But perhaps the most delightful nugget Grandma gave me during our religious digressions concerned her doubts about immaculate conception. She confessed—with a rich laughter—that even as a very young person she loved to speculate about how it was Mary’s possible promiscuity or impropriety that required her to fabricate the story of the virgin birth.

Although it’s entirely consistent with my interpretation of sacred fictions, and I may be projecting or editorializing here, Grandma seemed clear that absolutism and literalism could drain much of the charming allure from religious mythology.

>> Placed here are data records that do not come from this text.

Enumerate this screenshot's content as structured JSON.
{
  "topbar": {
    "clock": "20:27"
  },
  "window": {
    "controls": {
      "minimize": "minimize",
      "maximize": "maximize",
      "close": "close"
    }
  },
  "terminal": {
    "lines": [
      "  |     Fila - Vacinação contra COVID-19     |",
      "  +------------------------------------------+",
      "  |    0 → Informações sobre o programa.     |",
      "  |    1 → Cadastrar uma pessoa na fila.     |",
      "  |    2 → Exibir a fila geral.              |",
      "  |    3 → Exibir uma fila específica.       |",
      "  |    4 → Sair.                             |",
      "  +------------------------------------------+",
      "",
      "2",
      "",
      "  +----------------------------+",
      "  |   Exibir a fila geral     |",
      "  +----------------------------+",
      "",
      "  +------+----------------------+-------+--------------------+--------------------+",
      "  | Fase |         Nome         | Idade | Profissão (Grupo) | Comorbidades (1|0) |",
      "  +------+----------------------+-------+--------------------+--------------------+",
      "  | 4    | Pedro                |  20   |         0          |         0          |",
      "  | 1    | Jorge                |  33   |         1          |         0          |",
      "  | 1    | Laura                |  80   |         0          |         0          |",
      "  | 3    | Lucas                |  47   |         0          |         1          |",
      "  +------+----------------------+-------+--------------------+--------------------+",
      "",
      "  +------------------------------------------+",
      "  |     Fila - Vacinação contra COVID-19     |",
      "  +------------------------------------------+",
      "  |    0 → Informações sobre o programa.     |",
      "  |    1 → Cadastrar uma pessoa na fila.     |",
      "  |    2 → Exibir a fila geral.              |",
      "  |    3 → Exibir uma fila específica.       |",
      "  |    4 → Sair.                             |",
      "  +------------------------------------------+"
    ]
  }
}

My grandmother is quite privileged. Her amazing retirement community strikes me as a cross between a small college and a large commune, and it is not cheap to live there. On this recent visit, I had the chance to read their campus newsletter, a lovely little photocopied ‘zine called The Villager. Based on all the discussion of politics, poetry, gardening, and literature contained there and from reading the schedules of the activities offered just this week, I’m pleasantly taken by the vibrant culture that exists in Grandma’s life. When I came to meet her, I found her room empty because she was out enjoying a piano program with her peers. The excellent music was a seamless—if at times silly—mix of jazz, classical, ragtime, and sing-along. Hearing the twenty or so folks occasionally break out into boisterous song was heartwarming to say the least.

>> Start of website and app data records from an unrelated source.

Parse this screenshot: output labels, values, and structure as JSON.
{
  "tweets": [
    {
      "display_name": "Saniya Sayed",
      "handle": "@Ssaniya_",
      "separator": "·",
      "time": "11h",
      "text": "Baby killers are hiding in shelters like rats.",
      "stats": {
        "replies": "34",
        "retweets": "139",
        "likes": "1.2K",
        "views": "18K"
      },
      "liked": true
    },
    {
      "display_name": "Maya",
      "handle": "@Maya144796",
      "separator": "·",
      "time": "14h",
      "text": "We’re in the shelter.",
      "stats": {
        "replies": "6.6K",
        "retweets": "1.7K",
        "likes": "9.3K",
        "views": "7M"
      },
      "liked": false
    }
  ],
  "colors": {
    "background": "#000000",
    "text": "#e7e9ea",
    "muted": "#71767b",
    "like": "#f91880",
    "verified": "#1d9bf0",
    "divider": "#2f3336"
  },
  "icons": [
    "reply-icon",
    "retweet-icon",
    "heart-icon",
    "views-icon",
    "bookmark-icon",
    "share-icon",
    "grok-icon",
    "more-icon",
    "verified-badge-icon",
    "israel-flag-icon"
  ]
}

Obviously, not all of our elders are as fortunate financially or as active socially as my Grandma, and my current take on this latter part of life is certainly biased by my experience of my beautiful, extremely generous, and still boldly opinionated Grandma, Berendina Smith.

When I was young, I heard about the horrors of the “old folks’ homes.” (I honestly cannot say where I heard of these horrors). Before I was an adult, I had developed an irrational fear about hanging out with older people. Thankfully, my feelings are quite different now. But even today, our youth-obsessed consumer culture treats old age almost exclusively as a dire sociological concern, medical challenge, and financial dilemma. For certain, I don’t want to make light of any life that ends in loneliness, pain, poverty, or dementia. But based on my blessed experience, knowing all my grandparents and even great-grandparents when I was younger, and still having my last Grandma kicking it so well into her early nineties, I must conclude that being old can be a truly amazing and mystical thing.

We can only hope that the later years in life will be as full and fulfilling for my own parents and your parents and all our parents. To have that daily minimum (or more) of food, care, and culture for our mentors, of course, means making this a society that truly respects its elders by providing fully for the poorest ones, putting their health and sense of peace before the preposterous priority of war that has so tainted our times.